Here’s how the Slingshot Coffee Co. have succinctly described their brand of coffee on their label:

Image source: http://slingshotcoffeecompany.com/

“Delicious” and “refreshing” are two things that any true coffee lover would expect from their morning cup.

As well as getting the language right, ensure that everything is grammatically sound and that spelling is correct. Erroneous packaging is usually associated with lower quality brands and can even make your product look suspect and potentially contraband.

7. Show the food
Food is sensory, so if your consumers can’t taste or smell your product first, let them see it! One of the newest trends in packaging design is minimalism, particularly clear packaging. The benefit of this is so that consumers can see what they’ll be purchasing as well as the quality of the product. A direct view of the product, coupled with the nutrional information will be doubley influential for your target market.

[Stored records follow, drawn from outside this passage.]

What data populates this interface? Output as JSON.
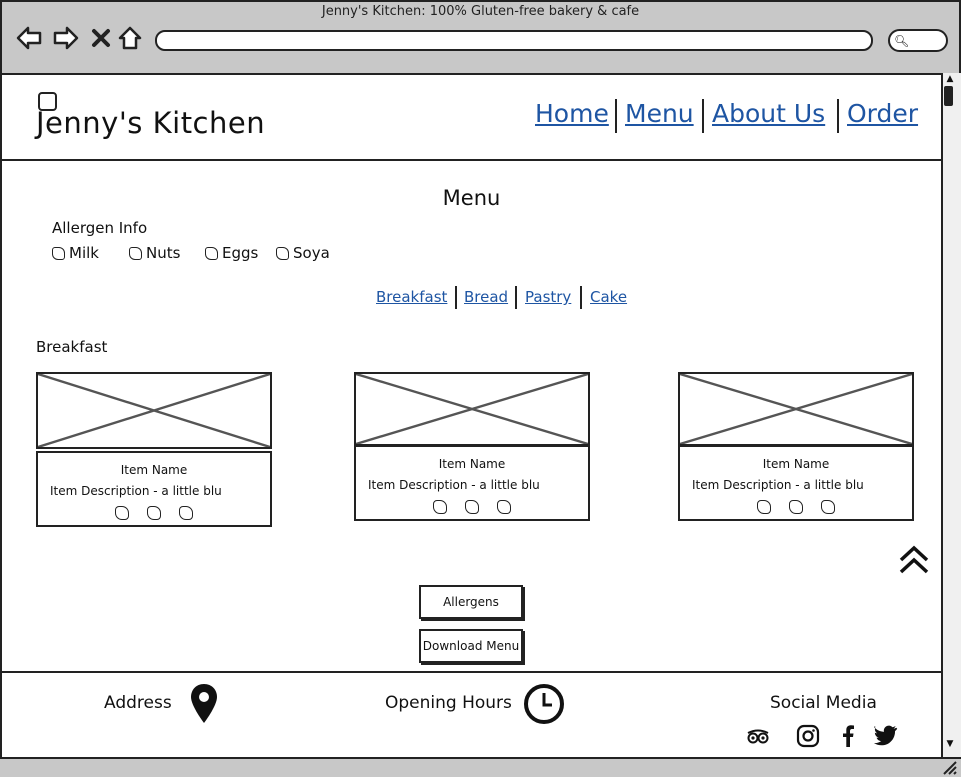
{
  "window": {
    "title": "Jenny's Kitchen: 100% Gluten-free bakery & cafe"
  },
  "header": {
    "site_title": "Jenny's Kitchen",
    "nav": [
      "Home",
      "Menu",
      "About Us",
      "Order"
    ]
  },
  "menu": {
    "heading": "Menu",
    "allergen_label": "Allergen Info",
    "allergens": [
      "Milk",
      "Nuts",
      "Eggs",
      "Soya"
    ],
    "categories": [
      "Breakfast",
      "Bread",
      "Pastry",
      "Cake"
    ],
    "section_label": "Breakfast",
    "items": [
      {
        "name": "Item Name",
        "description": "Item Description - a little blur"
      },
      {
        "name": "Item Name",
        "description": "Item Description - a little blur"
      },
      {
        "name": "Item Name",
        "description": "Item Description - a little blur"
      }
    ],
    "buttons": {
      "allergens": "Allergens",
      "download": "Download Menu"
    }
  },
  "footer": {
    "address": "Address",
    "opening_hours": "Opening Hours",
    "social_media": "Social Media",
    "social_icons": [
      "tripadvisor-icon",
      "instagram-icon",
      "facebook-icon",
      "twitter-icon"
    ]
  },
  "colors": {
    "link": "#1e55a3",
    "chrome": "#c8c8c8",
    "ink": "#222222"
  }
}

Take a look at think Thin’s transparent packaging for their crunch bars:

Image source: www.theshelbyreport.com

The product takes centre stage whilst the nutritional values and branding information are still readily displayed on the front.

To sum up
Successful food packaging offers convenience, sustainability and conveys the flavourful contents. If you can strike a balance between all three, you should see your product flying off the shelves.

About the author
Mark Chapman is the Sales Manager for UK based custom and bespoke packaging specialists, Project Packaging. Mark has managed and helped to manufacture the design and creation of a variety of packaging solutions. You can connect with him on Google+, Facebook and Twitter.